It's odd that Nietzsche, who excoriated the Stoics in a frantic rant I referred to a few posts ago, referred often to amor fati,"love of fate." He did so in such a manner as it appears to have been to him a kind of ideal state.
The phrase is a profoundly Stoic one, and acceptance if not love of fate is found in Epictetus and Marcus Aurelius and others of The Porch. I'm tempted to say Nietzsche was indebted to the Stoics for the idea. This may even account for his anger at the Stoics. So many of us come to hate those who benefit us, gratitude being a burden as Tacitus noted. Nietzsche apparently also was inclined to refer fondly to the idea of eternal recurrence, another view held by the Stoics, though in their case this idea had a more cosmological meaning; the world would eventually perish only to begin again and have an unchanged existence, only to perish again and come to be again.
I doubt, though, that Nietzsche himself was ever a lover of fate. His end was grim enough it would have taken a Stoic Sage to bear it happily, but it would seem Nietzsche was far too discontented with life, with people, to love fate, condemned as he was to a life of seemingly endless disappointment.

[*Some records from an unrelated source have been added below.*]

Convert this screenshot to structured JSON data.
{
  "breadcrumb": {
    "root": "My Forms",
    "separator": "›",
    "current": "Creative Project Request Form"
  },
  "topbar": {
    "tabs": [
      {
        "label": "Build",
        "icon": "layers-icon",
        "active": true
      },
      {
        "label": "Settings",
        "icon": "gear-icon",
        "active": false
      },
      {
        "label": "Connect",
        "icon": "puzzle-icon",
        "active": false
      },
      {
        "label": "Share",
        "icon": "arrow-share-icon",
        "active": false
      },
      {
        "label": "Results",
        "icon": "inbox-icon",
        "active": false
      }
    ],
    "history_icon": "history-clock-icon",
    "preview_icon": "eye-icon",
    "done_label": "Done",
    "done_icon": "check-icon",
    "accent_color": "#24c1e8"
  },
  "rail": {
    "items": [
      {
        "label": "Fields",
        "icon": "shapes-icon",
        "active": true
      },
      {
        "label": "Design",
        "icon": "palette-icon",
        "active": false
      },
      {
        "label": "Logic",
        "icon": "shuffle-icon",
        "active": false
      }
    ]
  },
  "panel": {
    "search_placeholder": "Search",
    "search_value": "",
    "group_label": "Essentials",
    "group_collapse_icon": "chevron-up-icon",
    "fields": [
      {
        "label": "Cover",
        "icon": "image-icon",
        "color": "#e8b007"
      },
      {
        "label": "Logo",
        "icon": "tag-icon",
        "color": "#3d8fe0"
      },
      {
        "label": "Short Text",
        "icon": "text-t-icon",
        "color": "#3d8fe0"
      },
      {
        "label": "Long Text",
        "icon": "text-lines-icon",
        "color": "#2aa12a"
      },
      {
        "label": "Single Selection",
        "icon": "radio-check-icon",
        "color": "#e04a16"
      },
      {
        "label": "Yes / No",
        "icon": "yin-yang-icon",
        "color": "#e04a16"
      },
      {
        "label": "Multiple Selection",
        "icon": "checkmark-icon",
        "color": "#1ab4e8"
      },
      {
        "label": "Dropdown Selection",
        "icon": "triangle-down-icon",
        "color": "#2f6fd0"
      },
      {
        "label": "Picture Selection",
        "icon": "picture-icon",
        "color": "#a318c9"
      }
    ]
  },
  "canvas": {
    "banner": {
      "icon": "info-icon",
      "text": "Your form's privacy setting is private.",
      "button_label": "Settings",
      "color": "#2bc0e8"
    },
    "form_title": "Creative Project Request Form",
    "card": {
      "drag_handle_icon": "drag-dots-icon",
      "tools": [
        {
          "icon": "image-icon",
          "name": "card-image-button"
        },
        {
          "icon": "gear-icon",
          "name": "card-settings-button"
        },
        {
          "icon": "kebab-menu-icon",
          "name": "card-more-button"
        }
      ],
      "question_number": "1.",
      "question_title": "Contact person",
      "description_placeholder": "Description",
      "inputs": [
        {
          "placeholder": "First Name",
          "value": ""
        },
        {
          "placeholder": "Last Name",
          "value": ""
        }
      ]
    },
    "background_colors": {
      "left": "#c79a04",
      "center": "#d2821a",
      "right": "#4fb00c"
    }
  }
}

The idea of love of fate, acceptance of fate, strikes many as objectionable. It's thought to foster a submissive, passive nature and is reviled by some as promoting, or at least ignoring, injustice. Self-styled radicals and revolutionaries, primarily those who lived in the 19th and early 20th centuries, like to refer to it as being a bourgeoisie attitude--unthinking acceptance of the status quo.
It is not, however. It is an expression of the Stoic doctrine that one shouldn't allow oneself to be emotionally or mentally disturbed by matters not in one's control, but it is in the way of emphasizing the equally Stoic doctrine that one should rightly make use of what is in your control, i.e. one should be virtuous. Acting rightly would include acting against injustice, to the extent one can. In the one case, the Stoic is not controlled by things, events and people who are not in his/her control; in the other case the Stoic uses what is in his/her control for good.
This is something generally ignored by critics of the Stoics, who often seem to buy into the idea that Stoics are cold, unfeeling, and unmoved. They prefer to see only one facet of Stoicism and fail to give it what it is due. But it is a persistent misconstruction of Stoic doctrine.
Stoicism is certainly not a Romantic philosophy, and followers of Romanticism (like Nietzsche, at least sometimes) tend to despise it. This may be due to the fact that it is thought to espouse the repression of emotion while the Romantic revels in it. Stoicism does indeed teach that we should live according to nature, which is to say reason; among the ancients nature was infused with the Divine Reason and we shared in it. The Romantics of course were reacting against what they saw as too great a reliance on reason, and were often embarrassingly maudlin or zealous in extolling and expressing their emotions. But again, this is to misunderstand Stoicism, which teaches only the dissipation of bad emotions such as anger and hate.
It is also I think to misunderstand reason, and the Enlightenment, and science, and we see this in those intellectuals who may be considered the successors to the Romantics as well as the religious zealots and fanatics who plague us today. The successors of the Romantics question not only whether we should be reasonable but whether we can be, and denigrate science and reasonable assessment as mere narratives no more worthy of respect than myths. The religious mistrust science and reason because neither will support their beliefs when those beliefs are put to the test.
So, science and reason are set upon by both these groups, and they or, better yet, the Enlightenment are blamed for everything from the Holocaust to the teaching of evolution in our schools to crime. The narrowness of vision and arrogance of such as the "New Atheists" and in earlier times the logical positivists serve to empower these reactionary views.
As a result of anti-reason and anti-science, we may well be living in a world of the kind Yeats wrote of, where "the best lack all conviction and the worst are full of passionate intensity." It seems something to be expected where reasonable judgment and conduct are considered no more worthwhile than any other kind of judgment or conduct, and where the words of books written thousands of years ago are considered to be the words of God, which others cannot be allowed to question.